09.06.2021 – 09:07
Kim Jong Un, North Korea’s Supreme Leader and holder of a large group of military and party titles, is learning the value of delegating a workload.
In recent months, Kim has signed the creation of a number of senior positions for trusted figures, while the state media has begun to portray meetings of the ruling Workers’ Party as a matter of co-operation, where decisions are made as a group.
In January, Kim, who took power after the death of his father Kim Jong-il in 2011, chaired a rare Labor Party congress that reportedly voted to change party rules to create a de facto second in command.
The “first secretary” would be authorized to chair party meetings on Kim’s behalf, according to unnamed South Korean sources.
There are no signs that Kim is easing his power, analysts say, with the dynastic leader exercising something similar to absolute power in the hyper-authoritarian North. Among his many great titles, Kim goes from General Secretary of the Workers’ Party, Chairman of the Central Military Commission and President of State Affairs of the Democratic People’s Republic of Korea (DPRK), referring to the official name of the North.
But recent developments within Kim’s secret regime may suggest a desire on behalf of the supreme ruler to delegate more day-to-day tasks, freeing up his time for more pressing strategic policy concerns.
“For Kim Jong personally it means he has less office work reading reports, holding small group meetings, having to sign his name or verbally authorizing action articles he needs complement, ”said Michael Madden, director and founder of Watch Leadership.
“He should only interact with these individuals, along with Kim Yo-jong,” Madden said, referring to Kim’s younger sister, who has also emerged as an influential figure within the regime.
“Kim Jong-un has always been transparent that he relies on expert advice and relies on the experiences and judgments of DPRK officials who have more knowledge or career experience than he does.”
North Korea’s confused international image could be another factor in shifting Kim toward a more delegated leadership style. Pyongyang has faced decades of isolation on the international stage for human rights and illegal nuclear and missile programs. In 2014, a UN Commission of Inquiry concluded that the Kim regime was responsible for human rights violations including brief executions, slavery, torture, rape, and forced abortions.
Pyongyang has been hit with multiple rounds of UN and US sanctions for its weapons development efforts, including six nuclear tests since 2006. Although surrounded by a personality cult similar to that of his father and grandfather , Kim has adopted an unusually accessible public figure compared to his predecessors.
In 2018, Kim became the first North Korean leader to meet a sitting U.S. president when he held denuclearization talks in Singapore with Donald Trump.
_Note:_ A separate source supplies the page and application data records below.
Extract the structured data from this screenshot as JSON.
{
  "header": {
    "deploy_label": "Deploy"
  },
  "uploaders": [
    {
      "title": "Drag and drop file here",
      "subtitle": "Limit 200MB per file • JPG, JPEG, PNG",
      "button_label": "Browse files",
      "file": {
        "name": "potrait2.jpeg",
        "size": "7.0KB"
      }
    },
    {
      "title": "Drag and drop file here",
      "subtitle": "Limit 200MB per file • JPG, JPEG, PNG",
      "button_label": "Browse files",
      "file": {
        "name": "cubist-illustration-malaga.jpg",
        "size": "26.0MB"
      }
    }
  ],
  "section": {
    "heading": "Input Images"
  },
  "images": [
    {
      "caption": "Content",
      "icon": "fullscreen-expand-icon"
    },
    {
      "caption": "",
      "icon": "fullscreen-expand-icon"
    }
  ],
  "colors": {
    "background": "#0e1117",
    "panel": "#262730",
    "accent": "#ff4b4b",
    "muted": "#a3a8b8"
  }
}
Rachel Lee, a non-resident associate with the 38 North program at Stimson Center, said Kim may want to move away from his image as Supreme Leader and “institutionalize” his leadership in bodies such as the ruling party.
“Call North Korea’s bid to become a ‘normal country,’ if you will,” said Lee, who previously worked as a North Korean analyst for the United States.
“The North Korean media’s attempts to present party meetings as a collective decision-making platform over the past year fit into this narrative.”
The creation of Kim’s first secretary post follows his promotion last year to high-profile military officials Ri Pyong-chol and Pak Jong-chon in positions no. 2 in the armed forces and changing the statute of the Workers’ Party to allow ranking officials to chair meetings with “authorization from the party chairman”.
Kim Yo-jong has also gained growing fame, with her practical role in managing relations with South Korea prompting speculation that she may be an expected leader.
Madden said the first secretary would deal with the daily routine reports of heads of government organizations and make some “micro-decisions” on Kim’s behalf.
“All political leaders, whether in parliamentary democracies or authoritarian regimes, give their subordinates trust and assist certain functions and authorities,” Madden said.
“In the UK, the prime minister has a private parliamentary secretary, US senators have administrative assistants and legislative assistants, the president has White House office staff.
When we are evaluating this first position of secretary, we can look at it in the context of other political cultures and systems of government. ”
However, few observers expect Kim to be less uncompromising or ruthless in his efforts to consolidate his near-absolute power.
The third-generation dictator is believed to have ordered the execution of many high-ranking officials, including his uncle Jang Song-thaek, as well as the murder of his half-brother in 2017
“It is important not to confuse delegation of authority with decentralization of power when discussing the implications of reviewing party rules,” said Jung Kim, an assistant professor at the North Korean University of Studies.
“The latter shows the de-personalization of the power structure in North Korea, which means that the party is moving towards a collegial form of government like that of China, while the former means the creation of a new post that is still an agent of the Supreme Leader as the chief ”
Lim Jae-cheon, a professor of North Korean studies at Korea University, said Kim’s willingness to delegate some tasks suggested he was confident in his control of power.
“I do not think Kim Jong-un is less dictatorial or power-hungry,” Lim said.
“North Korea’s surveillance system is still working well, showing that Kim Jong-un has effective means of controlling powerful elites.”
Translated and adapted by Foreign Affairs / FH, Konica.al